Grace O’Malley, Chieftainness, Pirate Queen, wife, mother and female authority in a patriarchal world, had so far succeeded in resisting all attempts to put her into the place where most people would have liked to see her. This place being at home, far away from the battlefield, thinking about what her husband would like to have to eat when he comes home. She commanded her own fleet, controlled the waters on the west coast of Ireland and had succeeded in inheriting her father’s title as Chieftain, although she had a half-brother, who would have been the obvious successor.

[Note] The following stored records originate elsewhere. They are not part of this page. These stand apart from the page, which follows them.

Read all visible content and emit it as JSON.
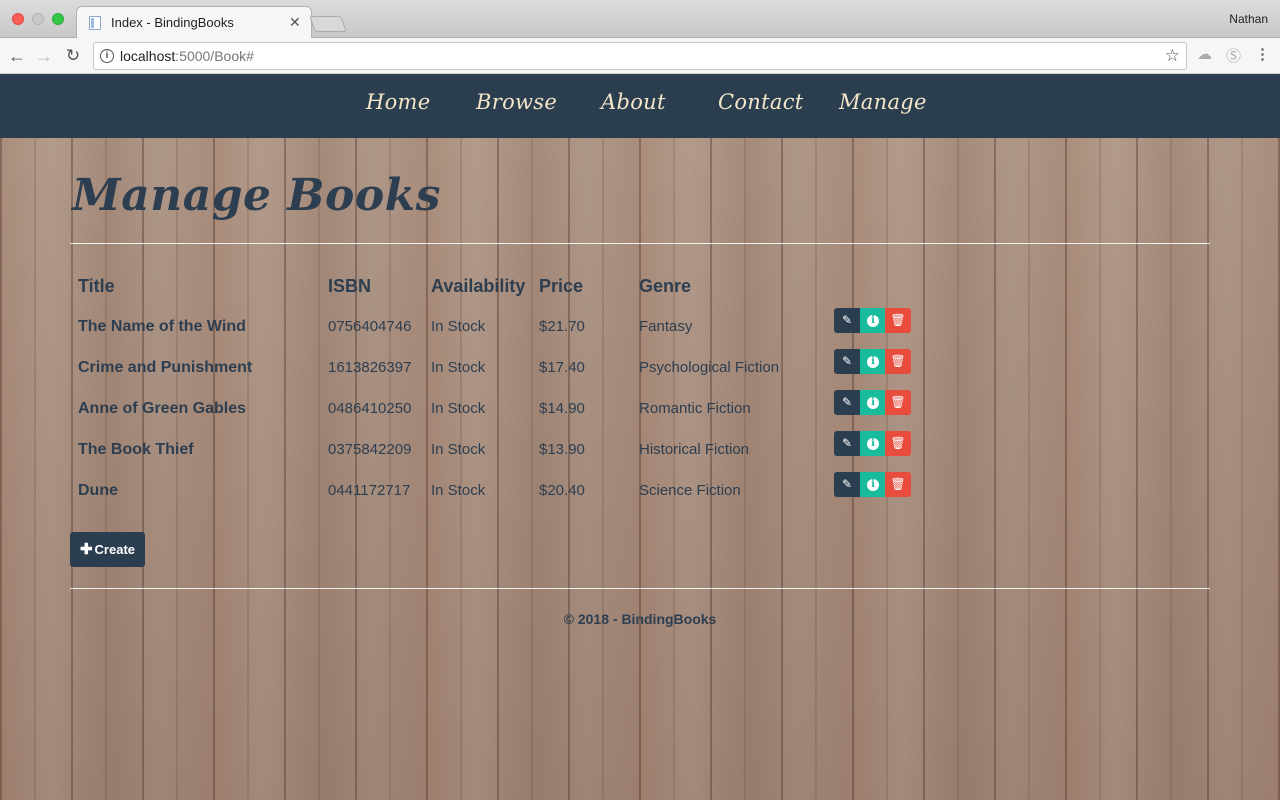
{
  "browser": {
    "tab_title": "Index - BindingBooks",
    "profile_name": "Nathan",
    "url_host": "localhost",
    "url_rest": ":5000/Book#"
  },
  "nav": {
    "items": [
      "Home",
      "Browse",
      "About",
      "Contact",
      "Manage"
    ]
  },
  "page": {
    "title": "Manage Books",
    "columns": {
      "title": "Title",
      "isbn": "ISBN",
      "availability": "Availability",
      "price": "Price",
      "genre": "Genre"
    },
    "books": [
      {
        "title": "The Name of the Wind",
        "isbn": "0756404746",
        "availability": "In Stock",
        "price": "$21.70",
        "genre": "Fantasy"
      },
      {
        "title": "Crime and Punishment",
        "isbn": "1613826397",
        "availability": "In Stock",
        "price": "$17.40",
        "genre": "Psychological Fiction"
      },
      {
        "title": "Anne of Green Gables",
        "isbn": "0486410250",
        "availability": "In Stock",
        "price": "$14.90",
        "genre": "Romantic Fiction"
      },
      {
        "title": "The Book Thief",
        "isbn": "0375842209",
        "availability": "In Stock",
        "price": "$13.90",
        "genre": "Historical Fiction"
      },
      {
        "title": "Dune",
        "isbn": "0441172717",
        "availability": "In Stock",
        "price": "$20.40",
        "genre": "Science Fiction"
      }
    ],
    "create_label": "Create",
    "footer": "© 2018 - BindingBooks"
  },
  "colors": {
    "navbar": "#2b3e50",
    "edit": "#2b3e50",
    "info": "#18bc9c",
    "delete": "#e74c3c"
  },
  "icons": {
    "edit": "pencil-icon",
    "details": "info-circle-icon",
    "delete": "trash-icon",
    "create": "plus-icon"
  }
}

This was her situation until her worst adversary, Sir Richard Bingham, entered the stage. In short, Bingham had found a way to take away most possessions from Grace O’Malley’s family, brutally killed her oldest son Owen, and imprisoned her other sons Murrough and Theobald, as well as her half-brother Donal. Grace did not hesitate, but immediately took action and sent a petition to the English Queen herself. The petition asked for the liberation of her relatives and the authorisation to carry on her politics the way she wanted. As a result, Queen Elizabeth soon granted an audience to the Pirate Queen.
Legend over legend tells the story about these two interesting women meeting, most of them depicting Grace’s boldness towards the English Queen. Irish tradition, especially, tends to tell us that Grace O’Malley not only felt equal to Queen Elizabeth but even behaved in a shockingly disrespectful way during the audience. Sean McCann, for instance, reports a story in which Grace O’Malley is said to have made fun of Queen Elizabeth’s present to her. It is told that Elizabeth I wanted to give a lapdog to her. This only made the Pirate Queen laugh and tell the English Queen that she should keep it herself, if she was idle enough to have time to play with it. The story also describes how Grace told the Queen that she was a Queen herself, equal to Elizabeth I (McCann 1972, p.133). Nevertheless, none of these anecdotes are recorded. It seems to be rather doubtful that a person merely begging for her relatives’ lives, and her own welfare, would risk her own and her kinsmen’s necks, by insulting the person who holds their future in her hands.
Only Grace’s refusal to bow in front of the English Queen is recorded, and this does not necessarily mean that Grace O’Malley felt equal to the English Queen. The documentary Warrior Women states that it could also be seen as a gesture to show that she did not accept Elizabeth I as the queen of Ireland (Warrior Women 2003). Even this seems to be a very brave gesture, given her situation.